Louisa Hardy, the centre’s coordinator, spent her last official day there, before taking on a new role with the Ministry of Children and Family Development in Chilliwack, both as an ECE for Chilliwack Community Services and a support worker for the Chilliwack Society for Community Living.

She started going to the Family Place about 14 years ago, when she was a new mom and the group’s meeting place was the old police station on McCaffrey Road, which has since been torn down. She had just graduated from UFV with a social work diploma, and Jean Douglas Webb was just retiring.

Over the years, as the Family Place moved from the station, to the back of the United Church, to its current home at the Friendship House on Morrow Road, the job has become more than just a job. It became a part of her life.

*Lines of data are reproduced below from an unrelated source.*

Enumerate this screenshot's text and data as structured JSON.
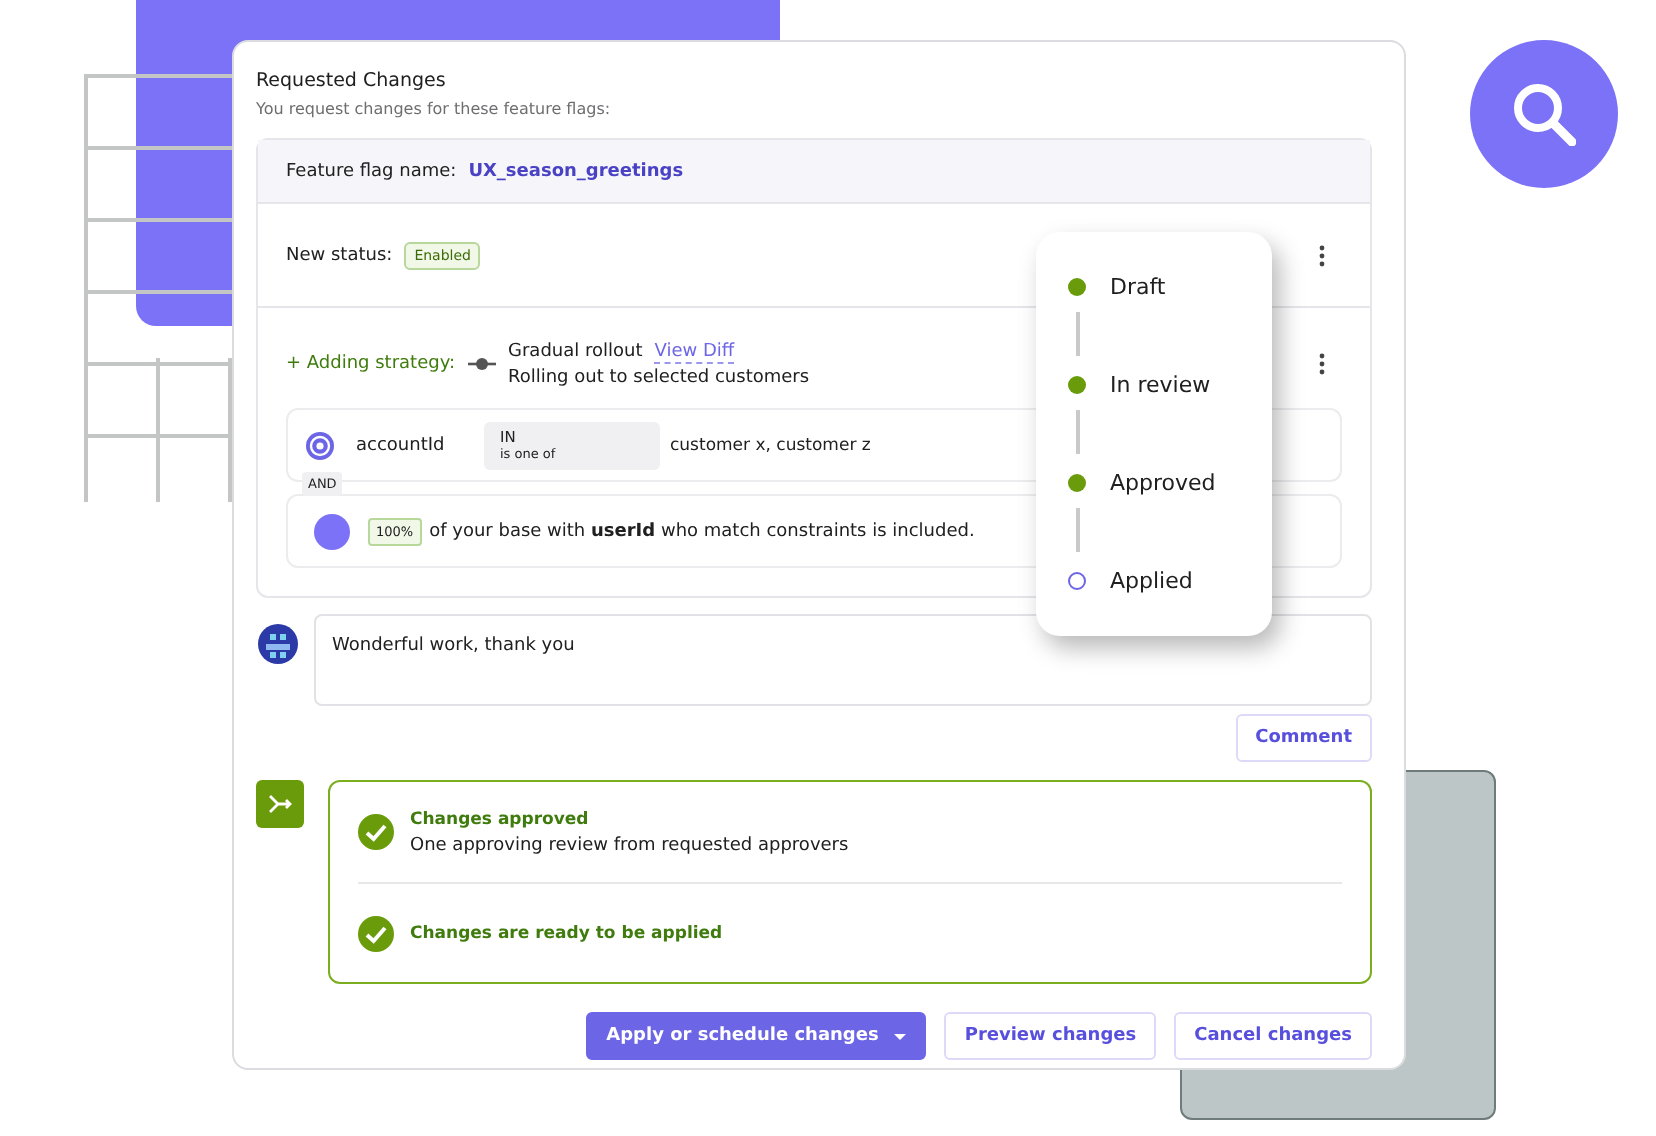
{
  "header": {
    "title": "Requested Changes",
    "subtitle": "You request changes for these feature flags:"
  },
  "flag": {
    "label": "Feature flag name:",
    "name": "UX_season_greetings"
  },
  "status": {
    "label": "New status:",
    "badge": "Enabled"
  },
  "strategy": {
    "label": "+ Adding strategy:",
    "name": "Gradual rollout",
    "link": "View Diff",
    "description": "Rolling out to selected customers",
    "constraint": {
      "field": "accountId",
      "operator": "IN",
      "operator_hint": "is one of",
      "values": "customer x, customer z"
    },
    "joiner": "AND",
    "rollout": {
      "percent": "100%",
      "text": "of your base with **userId** who match constraints is included."
    }
  },
  "comment": {
    "value": "Wonderful work, thank you",
    "button": "Comment"
  },
  "checks": [
    {
      "title": "Changes approved",
      "detail": "One approving review from requested approvers",
      "passed": true
    },
    {
      "title": "Changes are ready to be applied",
      "passed": true
    }
  ],
  "actions": [
    {
      "label": "Apply or schedule changes",
      "kind": "primary"
    },
    {
      "label": "Preview changes",
      "kind": "secondary"
    },
    {
      "label": "Cancel changes",
      "kind": "secondary"
    }
  ],
  "stepper": [
    {
      "label": "Draft",
      "done": true
    },
    {
      "label": "In review",
      "done": true
    },
    {
      "label": "Approved",
      "done": true
    },
    {
      "label": "Applied",
      "done": false
    }
  ]
}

“I’ll always feel like is my home,” she said during an interview in her office shortly before her going away party. As she talked, parents and grandparents pass by her doorway to say hello. They tried to keep the party a secret, but there was no fooling Hardy.

Young children all gathered in front of a projection screen, along with the adults, as they watched a slideshow capturing the many moments they’ve shared at Family Place.

And as much as she was there to help families improve their lives, she said the families did the same for her.

“In this role, I am here as the coordinator, but I have learned so much from the families,” Hardy said. “I think what I’ll really miss is that we have that kind of family atmosphere.

She is looking forward to the next step in her career, though. She has worked with many of her new co-workers already, and is excited to meet a whole new set of families she’ll be connecting with.

Her hope for the Family Place is that it continues to be a place that is “inclusive to all,” regardless of background.

news@ahobserver.com

We encourage an open exchange of ideas on this story's topic, but we ask you to follow our guidelines for respecting community standards. Personal attacks, inappropriate language, and off-topic comments may be removed, and comment privileges revoked, per our Terms of Use. Please see our FAQ if you have questions or concerns about using Facebook to comment.

You might like ...

Burnaby mosque receives threats
 
B.C. legislature to declare Terry Fox Day
 
Ian Moul: Professional biologist ‘will make responsible decisions’
Disaster as Canadian as you get
 
Say when
 
Valley people: Cam MacDonald